Marguerite Vogt Biography
(Virologist and Cancer Biologist Known for Her Research on Polio and Cancer)
Birthday: February 13, 1913 (Aquarius)
Born In: Berlin, Germany

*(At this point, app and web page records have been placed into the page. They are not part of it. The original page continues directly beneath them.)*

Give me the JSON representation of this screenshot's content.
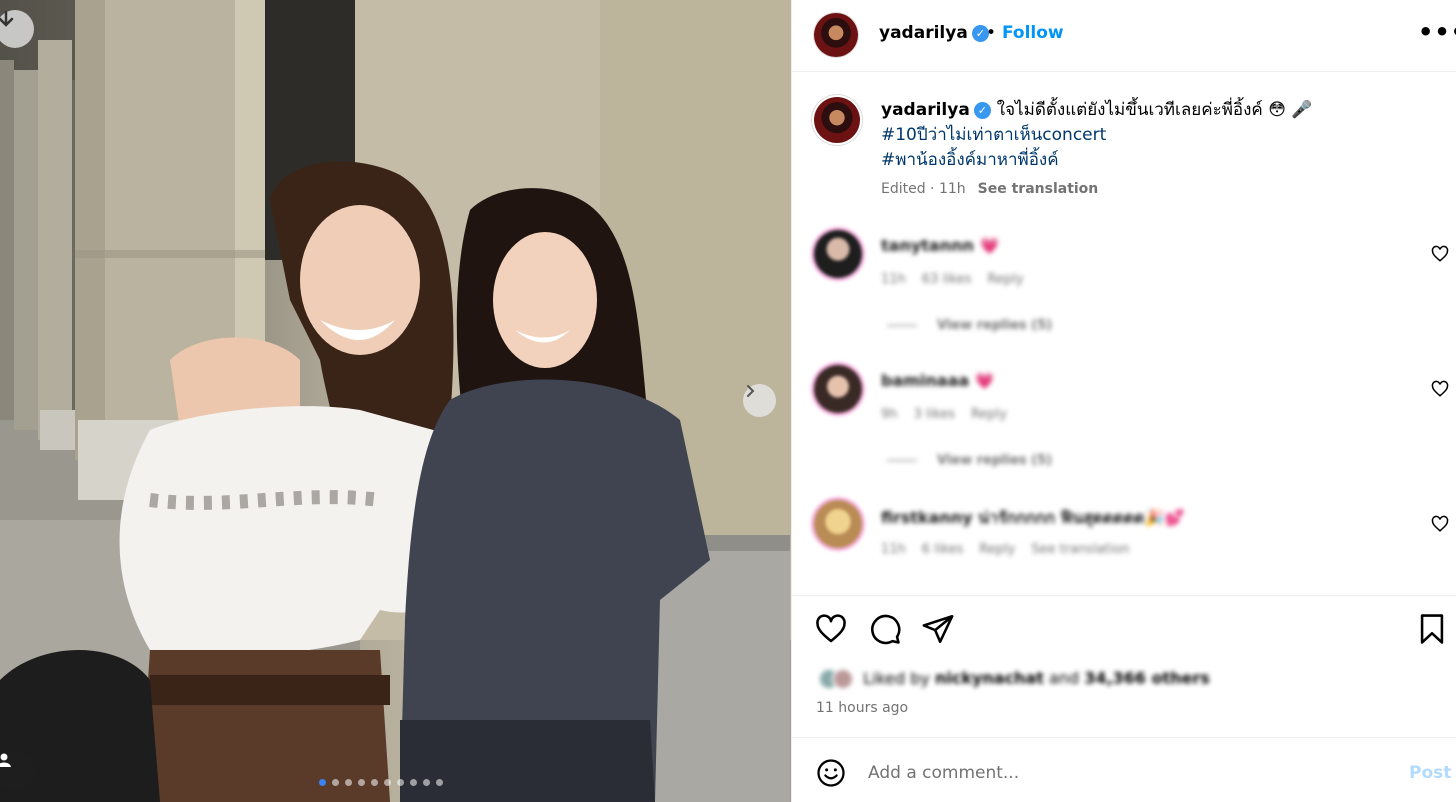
{
  "media": {
    "current_slide": 1,
    "total_slides": 10,
    "accent": "#3b82f6"
  },
  "header": {
    "username": "yadarilya",
    "separator": "•",
    "follow_label": "Follow",
    "more_label": "•••"
  },
  "caption": {
    "username": "yadarilya",
    "text": "ใจไม่ดีตั้งแต่ยังไม่ขึ้นเวทีเลยค่ะพี่อิ้งค์ 😳 🎤",
    "hashtags": [
      "#10ปีว่าไม่เท่าตาเห็นconcert",
      "#พาน้องอิ้งค์มาหาพี่อิ้งค์"
    ],
    "edited": "Edited · 11h",
    "see_translation": "See translation"
  },
  "comments": [
    {
      "username": "tanytannn",
      "text": "💗",
      "time": "11h",
      "likes": "63 likes",
      "reply": "Reply",
      "view_replies": "View replies (5)"
    },
    {
      "username": "baminaaa",
      "text": "💗",
      "time": "9h",
      "likes": "3 likes",
      "reply": "Reply",
      "view_replies": "View replies (5)"
    },
    {
      "username": "firstkanny",
      "text": "น่ารักกกกก ฟินสุดดดดด🎉💕",
      "time": "11h",
      "likes": "6 likes",
      "reply": "Reply",
      "see_translation": "See translation"
    }
  ],
  "likes": {
    "prefix": "Liked by",
    "user": "nickynachat",
    "and": "and",
    "others": "34,366 others"
  },
  "timestamp": "11 hours ago",
  "comment_box": {
    "placeholder": "Add a comment...",
    "post_label": "Post"
  }
}
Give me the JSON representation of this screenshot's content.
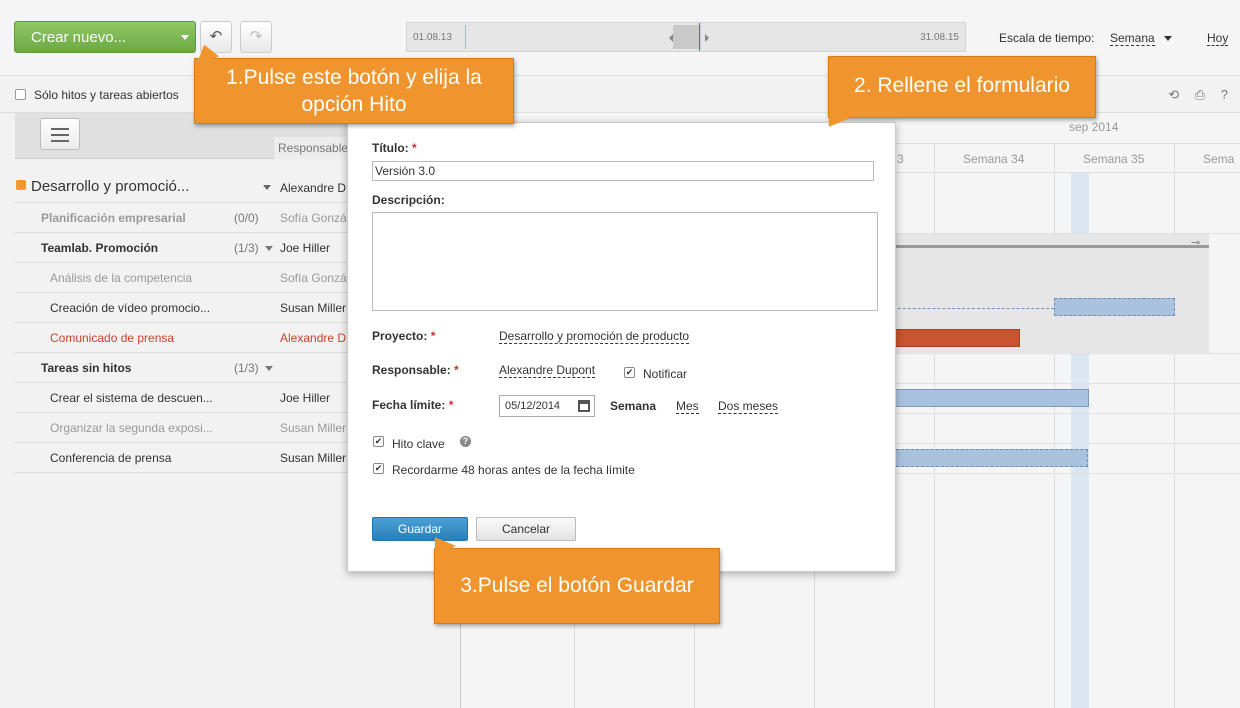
{
  "toolbar": {
    "create_label": "Crear nuevo...",
    "timeline_start": "01.08.13",
    "timeline_end": "31.08.15",
    "scale_label": "Escala de tiempo:",
    "scale_value": "Semana",
    "today_label": "Hoy"
  },
  "filter": {
    "label": "Sólo hitos y tareas abiertos"
  },
  "left": {
    "col_responsable": "Responsable",
    "project": {
      "name": "Desarrollo y promoció...",
      "resp": "Alexandre D"
    },
    "rows": [
      {
        "name": "Planificación empresarial",
        "count": "(0/0)",
        "resp": "Sofía Gonzá"
      },
      {
        "name": "Teamlab. Promoción",
        "count": "(1/3)",
        "resp": "Joe Hiller"
      },
      {
        "name": "Análisis de la competencia",
        "resp": "Sofía Gonzá"
      },
      {
        "name": "Creación de vídeo promocio...",
        "resp": "Susan Miller"
      },
      {
        "name": "Comunicado de prensa",
        "resp": "Alexandre D"
      },
      {
        "name": "Tareas sin hitos",
        "count": "(1/3)",
        "resp": ""
      },
      {
        "name": "Crear el sistema de descuen...",
        "resp": "Joe Hiller"
      },
      {
        "name": "Organizar la segunda exposi...",
        "resp": "Susan Miller"
      },
      {
        "name": "Conferencia de prensa",
        "resp": "Susan Miller"
      }
    ]
  },
  "gantt": {
    "month": "sep 2014",
    "weeks": [
      "3",
      "Semana 34",
      "Semana 35",
      "Sema"
    ]
  },
  "form": {
    "title_label": "Título:",
    "title_value": "Versión 3.0",
    "desc_label": "Descripción:",
    "project_label": "Proyecto:",
    "project_value": "Desarrollo y promoción de producto",
    "resp_label": "Responsable:",
    "resp_value": "Alexandre Dupont",
    "notify_label": "Notificar",
    "deadline_label": "Fecha límite:",
    "deadline_value": "05/12/2014",
    "opt_week": "Semana",
    "opt_month": "Mes",
    "opt_two_months": "Dos meses",
    "milestone_label": "Hito clave",
    "remind_label": "Recordarme 48 horas antes de la fecha límite",
    "save_label": "Guardar",
    "cancel_label": "Cancelar"
  },
  "callouts": {
    "step1": "1.Pulse este botón y elija la opción Hito",
    "step2": "2. Rellene el formulario",
    "step3": "3.Pulse el botón Guardar"
  },
  "colors": {
    "create_button": "#6da844",
    "save_button": "#2b7fb8",
    "callout": "#f0952e",
    "overdue_task": "#c9432c"
  }
}
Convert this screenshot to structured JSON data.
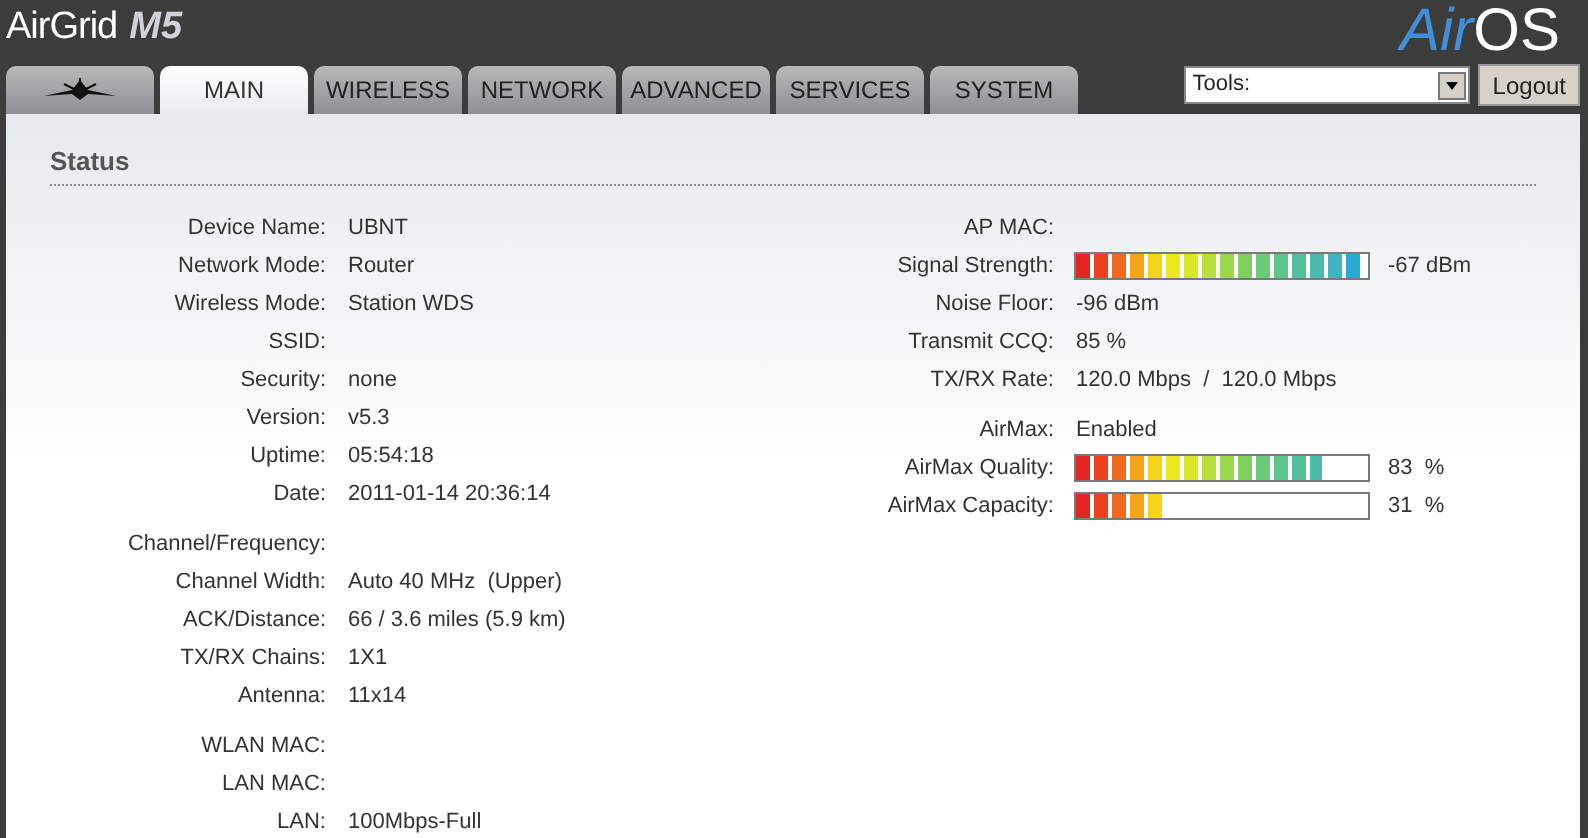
{
  "header": {
    "product": "AirGrid",
    "model": "M5",
    "os_logo": {
      "prefix": "Air",
      "suffix": "OS"
    }
  },
  "tabs": [
    {
      "kind": "logo",
      "selected": false
    },
    {
      "label": "MAIN",
      "selected": true
    },
    {
      "label": "WIRELESS",
      "selected": false
    },
    {
      "label": "NETWORK",
      "selected": false
    },
    {
      "label": "ADVANCED",
      "selected": false
    },
    {
      "label": "SERVICES",
      "selected": false
    },
    {
      "label": "SYSTEM",
      "selected": false
    }
  ],
  "tools": {
    "value": "Tools:"
  },
  "logout": "Logout",
  "status": {
    "title": "Status",
    "left": [
      [
        {
          "label": "Device Name:",
          "value": "UBNT"
        },
        {
          "label": "Network Mode:",
          "value": "Router"
        },
        {
          "label": "Wireless Mode:",
          "value": "Station WDS"
        },
        {
          "label": "SSID:"
        },
        {
          "label": "Security:",
          "value": "none"
        },
        {
          "label": "Version:",
          "value": "v5.3"
        },
        {
          "label": "Uptime:",
          "value": "05:54:18"
        },
        {
          "label": "Date:",
          "value": "2011-01-14 20:36:14"
        }
      ],
      [
        {
          "label": "Channel/Frequency:"
        },
        {
          "label": "Channel Width:",
          "value": "Auto 40 MHz  (Upper)"
        },
        {
          "label": "ACK/Distance:",
          "value": "66 / 3.6 miles (5.9 km)"
        },
        {
          "label": "TX/RX Chains:",
          "value": "1X1"
        },
        {
          "label": "Antenna:",
          "value": "11x14"
        }
      ],
      [
        {
          "label": "WLAN MAC:"
        },
        {
          "label": "LAN MAC:"
        },
        {
          "label": "LAN:",
          "value": "100Mbps-Full"
        }
      ]
    ],
    "right": [
      [
        {
          "kind": "text",
          "label": "AP MAC:"
        },
        {
          "kind": "meter",
          "label": "Signal Strength:",
          "level": 0.97,
          "reading": "-67 dBm"
        },
        {
          "kind": "text",
          "label": "Noise Floor:",
          "value": "-96 dBm"
        },
        {
          "kind": "text",
          "label": "Transmit CCQ:",
          "value": "85 %"
        },
        {
          "kind": "text",
          "label": "TX/RX Rate:",
          "value": "120.0 Mbps  /  120.0 Mbps"
        }
      ],
      [
        {
          "kind": "text",
          "label": "AirMax:",
          "value": "Enabled"
        },
        {
          "kind": "meter",
          "label": "AirMax Quality:",
          "level": 0.84,
          "reading": "83  %"
        },
        {
          "kind": "meter",
          "label": "AirMax Capacity:",
          "level": 0.31,
          "reading": "31  %"
        }
      ]
    ]
  }
}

Marguerite Vogt was a German-born American cancer biologist and virologist best known for her research on polio and cancer at the ‘Salk Institute for Biological Studies’. She collaborated with Nobel Prize-winning scientist Renato Dulbecco to analyse the way polio virus develops plagues in cell cultures, a discovery that eventually aided in the development of a polio vaccine. The duo examined how some viruses take control of the cells infected by them. They displayed that polyomavirus, the small DNA viruses that are characteristically extensive, tucks in their own DNA into that of the host cell. These analyses of the duo changed the descriptive form of virology to a more determinable one. Vogt and Dulbecco also showed the way a virus can change a cell to a cancerous one. Their investigations on cancer led to some of the first inklings of the genetic characteristic of the disease. She began her research on polio virus at the ‘California Institute of Technology’ (Caltech). Thereafter she joined the ‘Salk Institute for Biological Studies’ where she worked for decades and remained the oldest working scientist of the institute who had spent more years at a Salk bench than any other scientist. Over a career span of almost an incredible eight decades, Vogt, a dedicated scientist who worked for around ten hours a day for generally six days a week, trained and aided legion of scientists, graduate pupils and postdoctoral fellows of whom four researchers went on to win the ‘Nobel Prize’. However she remained one of the most unsung female scientists who won no professional award or distinction for her scientific contributions.